Fieldwork, 1992-1997

During the pilot seasons of 1992 and 1993, we finalized all logistical and practical arrangements, and refined our fieldwalking, recording and mapping strategies. During the three-week 1993 season, two field teams recorded 416 survey units, and covered intensively 2.6 sq km. Through 1993, the SCSP had identified 23 previously unknown Places Of Special Interest (POSIs). With the identification of a Late Bronze Age agricultural village and a what we believe to be a Roman mine and slag heap, we demonstrated that the survey area contained exactly the kinds of sites we had predicted. During 1995, an archaeometallurgical team made sections at two major slag heaps and a large, modern spoil heap; within one of the slag heaps (Mitsero Kouloupakhis; SIA 3), we uncovered clear, stratified evidence of a major structure as well as of workshop floors, furnace fragments, large chunks of charcoal, and other industrial remains. All areas contained diagnostic pottery (Iron Age/Late Roman) stratified within sections; the Late Roman utilization of the mines is historically very significant, as it contradicts the usual interpretation of the mines being shut down by the 4th century AD.

Fieldwork during the 1995 season allowed us to work towards achieving some of the project's original goals, and impelled us to reorient ourselves in other directions, both in the field and in the laboratory. All Early Prehistoric 'sites' in and around the survey area were revisited, re-collected, and mapped wherever feasible. Bronze Age evidence still appeared to be thin on the ground, although the discovery of one village site, another scatter of Bronze Age material, and the existence of third, previously-known Middle-Late Bronze Age site (Politiko Lambertis) demonstrates a notable Bronze Age component in the Politiko-Mitsero region. By the end of the 1995 season, we initiated the process of moving from a sampling to more purposive survey, one more focused on areas of special interest.

During the 1996 season, we revisited several artifact density peaks, where we conducted a second stage of artifact and environmental data collection. At the same time, we added a critical, geomorphological perspective to our fieldwork. Amongst the 35 new POSIs recorded in 1996, the most important was Politiko Phorades, which consisted of a buried creek bed and what has now been shown to be a Middle-Late Bronze Age copper smelting site, exposed in the contemporary creek bed section.

During the 1997 season, eight SIAs were investigated by means of intensive block survey, and 27 specific POSIs were recorded in detail. As in previous seasons, many of the POSIs from the Roman to the Ottoman periods consisted of broad and dense scatters of pottery. In a continuing refinement of the POSI methodology developed in the previous season, these were recorded and collected using fixed grids, gridded circles of various sizes, and subunits suited to the cultural remains.
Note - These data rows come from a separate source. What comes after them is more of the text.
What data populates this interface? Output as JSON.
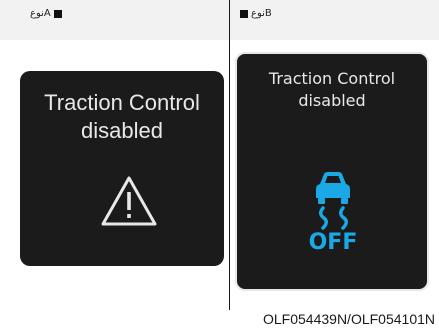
{
  "type_a": {
    "label": "نوعA"
  },
  "type_b": {
    "label": "نوعB"
  },
  "panel_a": {
    "line1": "Traction Control",
    "line2": "disabled"
  },
  "panel_b": {
    "line1": "Traction Control",
    "line2": "disabled",
    "status": "OFF"
  },
  "caption": "OLF054439N/OLF054101N",
  "colors": {
    "panel": "#1b1b1b",
    "text": "#e8e8e8",
    "accent": "#1aa9e6"
  },
  "icons": {
    "panel_a": "warning-triangle-icon",
    "panel_b": "traction-control-off-icon"
  }
}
All POSIs were mapped, and architectural remains such as the Medieval village of Mavrovounos ('Maurochio' on the Venetian maps) and the monastery of Ayios Mnason were mapped with theodolite and EDM.

SCSP investigated the landscape at three different levels:

  • Survey Area. SCSP's 75 sq km survey area is situated on the northern slopes of the Troodos mountains and the adjoining plain. Fieldwalkers carried out transects consisting of north-south lines of survey units. This information was used to analyse the entire survey area at different periods (see Reports section on the side menu).

  • Special Interest Areas (SIAs). These are smaller, relatively well-defined and coherent areas, typically 300 to 500 metres across. Examples are a stretch of upland river valley, an area of intense cultivation for several millennia, a Medieval settlement, or a copper ore zone intensely exploited in the Archaic to Late Roman periods. See more on the methodology, or explore the SIAs by menu or map.

  • Places of Special Interest (POSIs). Unlike 'site', the term POSI implies no assumptions about the function or character of a specific area. It is an administrative term referring to a location where we have carried out investigation at a more intensive level than in a survey unit or SIA. Typical POSIs include discrete pottery or lithics scatters, isolated rural structures, and soil sections showing sedimentation episodes with stratified pottery. See more on the methodology, or explore the POSIs by menu.